Actually, three failures. In 17 years. If I read COFEP right.
Starting at: World Council of Credit Unions
Then proceeding to: Corporación Fondo de Estabilización y Garantía
de Cooperativas de Ahorro y Crédito de Panamá, R.L.
We arrive at COFEP's site.
"El fondo de garantía ha cubierto 3 quiebras de cooperativas, desembolsando más de B/110,000 en ahorros acumulados por sus asociados."
"El objetivo del Fondo de Garantía es devolver las cuotas de aportaciones y ahorros netas que no han sido satisfechas a los asociados de una cooperativa que cierra por insolvencia, hasta la suma de B/.7,000 por asociado. La experiencia ha sido muy satisfactoria, al resarcir solamente 3 cooperativas durante 17 años de operaciones."
See: http://www.cofep.com/historia.html for more background on COFEP.
There's a study out there that says there have been five. Since that same study also states that:
"el Fondo es totalmente voluntario y privado, sólo para las cooperativas afiliadas a la entidad",
the COFEP number may only include those closures covered by COFEP.
Or maybe the study refers to a different time period. The study says:
"fue utilizado en cinco oportunidades entre los años 1989 y 2003"
I would be less concerned about the past failures and more concerned about a company breaking the rules and getting caught and then acting smug about it as if there's nothing to see and everything is fine.

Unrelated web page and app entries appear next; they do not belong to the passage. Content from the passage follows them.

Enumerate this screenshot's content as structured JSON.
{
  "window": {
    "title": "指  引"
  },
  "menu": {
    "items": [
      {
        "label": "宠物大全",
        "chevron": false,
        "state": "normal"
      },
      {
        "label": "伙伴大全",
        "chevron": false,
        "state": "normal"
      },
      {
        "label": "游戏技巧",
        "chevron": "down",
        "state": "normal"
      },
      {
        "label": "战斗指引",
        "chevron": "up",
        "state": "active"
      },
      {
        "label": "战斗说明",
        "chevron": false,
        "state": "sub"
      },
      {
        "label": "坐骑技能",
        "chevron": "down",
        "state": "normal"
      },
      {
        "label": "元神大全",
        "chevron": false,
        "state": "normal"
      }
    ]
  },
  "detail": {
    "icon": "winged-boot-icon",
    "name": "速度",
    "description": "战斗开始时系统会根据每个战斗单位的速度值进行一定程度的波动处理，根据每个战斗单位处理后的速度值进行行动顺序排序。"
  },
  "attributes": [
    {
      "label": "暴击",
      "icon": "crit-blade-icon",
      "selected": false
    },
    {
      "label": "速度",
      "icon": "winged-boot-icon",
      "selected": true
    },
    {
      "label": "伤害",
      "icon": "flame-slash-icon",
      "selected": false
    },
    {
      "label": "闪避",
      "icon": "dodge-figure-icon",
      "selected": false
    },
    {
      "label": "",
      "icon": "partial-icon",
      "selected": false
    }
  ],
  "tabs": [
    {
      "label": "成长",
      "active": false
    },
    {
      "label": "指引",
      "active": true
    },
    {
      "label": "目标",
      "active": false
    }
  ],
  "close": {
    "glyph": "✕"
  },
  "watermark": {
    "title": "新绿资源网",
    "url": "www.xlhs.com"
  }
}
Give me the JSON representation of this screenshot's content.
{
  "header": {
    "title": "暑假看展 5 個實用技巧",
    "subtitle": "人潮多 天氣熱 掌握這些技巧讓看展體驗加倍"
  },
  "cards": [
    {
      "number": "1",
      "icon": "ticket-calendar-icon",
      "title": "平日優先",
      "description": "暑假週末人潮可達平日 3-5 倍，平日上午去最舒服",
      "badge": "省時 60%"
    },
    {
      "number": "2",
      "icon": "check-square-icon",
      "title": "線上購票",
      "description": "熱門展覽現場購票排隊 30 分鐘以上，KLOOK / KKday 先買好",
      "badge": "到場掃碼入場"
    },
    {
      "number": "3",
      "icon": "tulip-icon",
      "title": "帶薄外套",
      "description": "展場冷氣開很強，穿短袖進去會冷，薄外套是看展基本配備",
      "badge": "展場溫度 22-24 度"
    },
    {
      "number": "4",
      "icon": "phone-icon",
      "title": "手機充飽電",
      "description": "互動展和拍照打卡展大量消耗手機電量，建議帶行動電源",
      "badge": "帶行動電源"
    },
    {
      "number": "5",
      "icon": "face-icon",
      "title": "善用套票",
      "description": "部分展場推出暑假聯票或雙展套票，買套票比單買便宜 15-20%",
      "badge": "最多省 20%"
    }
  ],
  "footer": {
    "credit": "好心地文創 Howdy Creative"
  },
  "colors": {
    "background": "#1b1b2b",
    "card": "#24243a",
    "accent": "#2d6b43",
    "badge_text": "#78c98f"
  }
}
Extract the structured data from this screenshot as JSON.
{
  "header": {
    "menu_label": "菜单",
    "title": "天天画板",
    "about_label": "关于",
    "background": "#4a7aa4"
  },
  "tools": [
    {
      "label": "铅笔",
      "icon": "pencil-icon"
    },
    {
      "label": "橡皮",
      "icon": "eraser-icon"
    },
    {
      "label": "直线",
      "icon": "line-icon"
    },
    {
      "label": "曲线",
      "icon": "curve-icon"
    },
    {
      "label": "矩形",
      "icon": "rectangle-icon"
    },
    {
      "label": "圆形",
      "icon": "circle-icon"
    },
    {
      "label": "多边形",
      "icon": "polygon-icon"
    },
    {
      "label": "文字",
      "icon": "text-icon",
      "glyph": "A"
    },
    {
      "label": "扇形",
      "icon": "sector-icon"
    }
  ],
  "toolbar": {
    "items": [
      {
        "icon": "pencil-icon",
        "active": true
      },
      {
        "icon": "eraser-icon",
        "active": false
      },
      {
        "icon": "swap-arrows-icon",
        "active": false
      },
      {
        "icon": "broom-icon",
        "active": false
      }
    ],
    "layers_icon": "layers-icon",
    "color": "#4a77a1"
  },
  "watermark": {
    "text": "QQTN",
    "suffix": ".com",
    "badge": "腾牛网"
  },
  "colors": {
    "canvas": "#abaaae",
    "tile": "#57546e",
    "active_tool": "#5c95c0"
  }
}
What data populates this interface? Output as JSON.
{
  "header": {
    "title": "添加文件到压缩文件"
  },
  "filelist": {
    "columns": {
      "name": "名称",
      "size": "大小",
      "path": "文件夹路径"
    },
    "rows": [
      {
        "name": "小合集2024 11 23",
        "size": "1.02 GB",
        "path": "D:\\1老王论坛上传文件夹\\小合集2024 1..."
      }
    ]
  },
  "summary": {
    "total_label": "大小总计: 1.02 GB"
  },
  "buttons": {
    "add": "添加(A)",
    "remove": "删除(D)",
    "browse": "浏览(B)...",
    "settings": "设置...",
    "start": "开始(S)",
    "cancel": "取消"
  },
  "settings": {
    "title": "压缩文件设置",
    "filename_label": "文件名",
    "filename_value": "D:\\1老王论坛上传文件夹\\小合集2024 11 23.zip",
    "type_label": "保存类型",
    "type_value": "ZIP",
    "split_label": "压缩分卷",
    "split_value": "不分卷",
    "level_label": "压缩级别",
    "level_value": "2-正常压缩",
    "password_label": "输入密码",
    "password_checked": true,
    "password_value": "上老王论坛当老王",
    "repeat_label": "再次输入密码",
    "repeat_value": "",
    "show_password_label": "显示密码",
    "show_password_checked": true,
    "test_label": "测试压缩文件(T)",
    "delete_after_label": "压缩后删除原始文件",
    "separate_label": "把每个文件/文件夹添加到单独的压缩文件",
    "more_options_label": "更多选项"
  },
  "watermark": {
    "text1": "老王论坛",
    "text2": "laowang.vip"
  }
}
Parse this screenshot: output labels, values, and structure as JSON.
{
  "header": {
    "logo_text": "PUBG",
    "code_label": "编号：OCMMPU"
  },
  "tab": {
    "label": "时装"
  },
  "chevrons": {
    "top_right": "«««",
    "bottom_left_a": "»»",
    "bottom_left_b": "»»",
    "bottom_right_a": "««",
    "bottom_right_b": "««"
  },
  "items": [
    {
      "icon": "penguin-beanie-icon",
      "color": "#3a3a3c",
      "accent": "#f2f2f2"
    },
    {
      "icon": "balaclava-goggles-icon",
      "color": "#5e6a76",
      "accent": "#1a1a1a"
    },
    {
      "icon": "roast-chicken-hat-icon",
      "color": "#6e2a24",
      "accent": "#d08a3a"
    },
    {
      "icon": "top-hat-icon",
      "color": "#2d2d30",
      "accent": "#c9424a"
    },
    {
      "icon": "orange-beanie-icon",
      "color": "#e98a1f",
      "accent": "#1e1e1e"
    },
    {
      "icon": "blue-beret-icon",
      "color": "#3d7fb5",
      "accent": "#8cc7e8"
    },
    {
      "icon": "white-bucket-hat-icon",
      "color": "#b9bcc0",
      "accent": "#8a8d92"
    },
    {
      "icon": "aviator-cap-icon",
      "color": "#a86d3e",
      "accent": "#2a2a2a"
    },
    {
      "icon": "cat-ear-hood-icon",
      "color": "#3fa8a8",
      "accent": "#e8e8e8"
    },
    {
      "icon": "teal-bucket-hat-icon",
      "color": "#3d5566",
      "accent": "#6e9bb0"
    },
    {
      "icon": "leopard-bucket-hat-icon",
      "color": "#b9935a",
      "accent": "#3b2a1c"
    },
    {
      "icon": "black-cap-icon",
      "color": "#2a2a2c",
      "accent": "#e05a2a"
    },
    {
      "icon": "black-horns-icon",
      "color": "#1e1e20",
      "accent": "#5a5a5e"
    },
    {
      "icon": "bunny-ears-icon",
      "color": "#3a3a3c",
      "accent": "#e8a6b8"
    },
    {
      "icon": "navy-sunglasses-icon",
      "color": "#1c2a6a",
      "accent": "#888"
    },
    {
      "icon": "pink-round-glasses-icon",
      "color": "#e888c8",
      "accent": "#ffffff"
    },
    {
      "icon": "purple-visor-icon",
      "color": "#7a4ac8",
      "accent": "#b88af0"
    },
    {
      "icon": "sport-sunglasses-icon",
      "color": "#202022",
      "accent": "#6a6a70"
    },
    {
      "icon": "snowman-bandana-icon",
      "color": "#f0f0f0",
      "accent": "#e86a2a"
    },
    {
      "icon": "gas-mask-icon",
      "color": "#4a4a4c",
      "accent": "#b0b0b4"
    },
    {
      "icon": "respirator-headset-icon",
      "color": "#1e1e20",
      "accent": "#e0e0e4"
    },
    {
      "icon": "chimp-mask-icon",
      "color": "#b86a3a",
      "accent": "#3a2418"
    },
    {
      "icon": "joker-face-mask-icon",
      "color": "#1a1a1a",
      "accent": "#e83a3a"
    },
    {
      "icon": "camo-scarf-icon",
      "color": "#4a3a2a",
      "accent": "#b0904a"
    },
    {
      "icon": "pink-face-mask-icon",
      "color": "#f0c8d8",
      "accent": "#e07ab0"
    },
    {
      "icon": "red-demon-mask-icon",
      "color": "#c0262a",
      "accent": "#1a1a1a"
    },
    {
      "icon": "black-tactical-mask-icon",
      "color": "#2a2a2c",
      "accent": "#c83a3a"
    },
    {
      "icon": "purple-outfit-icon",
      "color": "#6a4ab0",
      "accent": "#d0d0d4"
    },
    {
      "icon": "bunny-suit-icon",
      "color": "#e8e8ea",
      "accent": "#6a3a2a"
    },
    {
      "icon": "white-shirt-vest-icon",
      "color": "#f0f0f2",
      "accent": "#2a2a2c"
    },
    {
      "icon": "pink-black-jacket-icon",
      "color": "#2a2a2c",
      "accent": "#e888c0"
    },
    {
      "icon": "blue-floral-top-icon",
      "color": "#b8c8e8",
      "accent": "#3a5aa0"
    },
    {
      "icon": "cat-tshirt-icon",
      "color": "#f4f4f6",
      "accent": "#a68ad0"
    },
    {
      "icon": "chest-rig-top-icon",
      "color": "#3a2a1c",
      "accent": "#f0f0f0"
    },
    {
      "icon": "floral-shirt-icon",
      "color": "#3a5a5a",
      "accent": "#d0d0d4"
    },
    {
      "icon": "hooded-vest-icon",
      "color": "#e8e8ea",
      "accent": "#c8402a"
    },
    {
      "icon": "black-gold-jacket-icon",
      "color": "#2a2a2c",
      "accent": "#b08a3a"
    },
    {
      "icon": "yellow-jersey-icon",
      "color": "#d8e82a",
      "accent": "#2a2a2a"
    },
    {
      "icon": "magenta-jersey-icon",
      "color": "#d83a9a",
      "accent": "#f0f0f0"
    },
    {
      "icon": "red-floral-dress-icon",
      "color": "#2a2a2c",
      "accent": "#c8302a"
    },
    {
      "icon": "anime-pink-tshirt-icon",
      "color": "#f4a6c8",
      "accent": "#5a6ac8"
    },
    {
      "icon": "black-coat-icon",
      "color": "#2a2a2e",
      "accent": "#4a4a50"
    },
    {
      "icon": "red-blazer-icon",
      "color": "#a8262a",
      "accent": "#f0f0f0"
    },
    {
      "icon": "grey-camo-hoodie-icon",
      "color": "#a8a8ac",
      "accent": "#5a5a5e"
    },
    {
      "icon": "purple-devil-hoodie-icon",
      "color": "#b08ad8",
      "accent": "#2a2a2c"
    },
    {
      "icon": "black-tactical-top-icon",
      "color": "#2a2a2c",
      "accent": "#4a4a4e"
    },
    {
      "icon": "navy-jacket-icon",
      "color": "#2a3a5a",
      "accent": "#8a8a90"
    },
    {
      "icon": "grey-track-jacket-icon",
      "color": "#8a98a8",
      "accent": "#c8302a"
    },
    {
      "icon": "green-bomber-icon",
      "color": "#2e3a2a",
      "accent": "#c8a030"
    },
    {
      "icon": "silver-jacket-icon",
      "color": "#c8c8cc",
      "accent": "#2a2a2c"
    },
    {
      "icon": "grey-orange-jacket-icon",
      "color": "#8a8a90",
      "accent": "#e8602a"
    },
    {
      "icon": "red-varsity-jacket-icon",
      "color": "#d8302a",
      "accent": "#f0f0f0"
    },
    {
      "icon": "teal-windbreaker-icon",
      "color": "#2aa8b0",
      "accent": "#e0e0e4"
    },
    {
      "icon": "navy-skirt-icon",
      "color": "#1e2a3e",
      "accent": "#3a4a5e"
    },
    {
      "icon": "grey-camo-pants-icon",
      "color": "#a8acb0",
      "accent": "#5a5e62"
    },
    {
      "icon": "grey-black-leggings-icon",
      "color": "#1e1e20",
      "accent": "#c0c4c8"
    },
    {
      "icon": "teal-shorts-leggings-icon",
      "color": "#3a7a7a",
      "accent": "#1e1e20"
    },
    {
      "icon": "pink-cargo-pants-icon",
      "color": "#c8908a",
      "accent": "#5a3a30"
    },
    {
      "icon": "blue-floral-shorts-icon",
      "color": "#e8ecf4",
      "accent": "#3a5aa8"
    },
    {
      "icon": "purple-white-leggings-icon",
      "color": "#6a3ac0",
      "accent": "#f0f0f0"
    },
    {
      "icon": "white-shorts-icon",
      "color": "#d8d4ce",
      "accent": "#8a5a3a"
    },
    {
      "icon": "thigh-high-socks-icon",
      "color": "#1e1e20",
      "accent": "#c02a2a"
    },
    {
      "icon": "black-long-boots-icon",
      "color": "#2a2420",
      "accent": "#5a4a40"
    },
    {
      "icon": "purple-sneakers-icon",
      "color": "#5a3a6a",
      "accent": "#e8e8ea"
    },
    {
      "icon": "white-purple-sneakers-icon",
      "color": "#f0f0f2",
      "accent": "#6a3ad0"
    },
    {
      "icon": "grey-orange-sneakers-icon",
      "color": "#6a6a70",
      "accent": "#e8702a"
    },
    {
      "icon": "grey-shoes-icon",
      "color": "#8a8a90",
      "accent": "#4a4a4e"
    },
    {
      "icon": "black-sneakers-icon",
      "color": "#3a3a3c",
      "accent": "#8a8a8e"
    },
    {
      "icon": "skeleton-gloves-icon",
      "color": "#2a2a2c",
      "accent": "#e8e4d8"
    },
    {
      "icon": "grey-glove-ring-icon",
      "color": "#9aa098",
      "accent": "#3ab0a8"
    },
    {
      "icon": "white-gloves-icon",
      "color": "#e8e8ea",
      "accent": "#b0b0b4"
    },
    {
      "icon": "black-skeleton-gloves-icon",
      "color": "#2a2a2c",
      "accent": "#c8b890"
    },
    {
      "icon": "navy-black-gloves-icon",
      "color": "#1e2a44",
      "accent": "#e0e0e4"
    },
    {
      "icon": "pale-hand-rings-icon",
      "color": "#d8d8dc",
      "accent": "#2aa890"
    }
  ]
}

Due to the banking privacy laws being relaxed in Panama recently, there is a capital flight to safety which right now are credit unions. This feeding frenzy creates opportunity for independent brokers on commission (not employees of the company) to make money signing up new clients. Be careful of too good to be true sales pitches.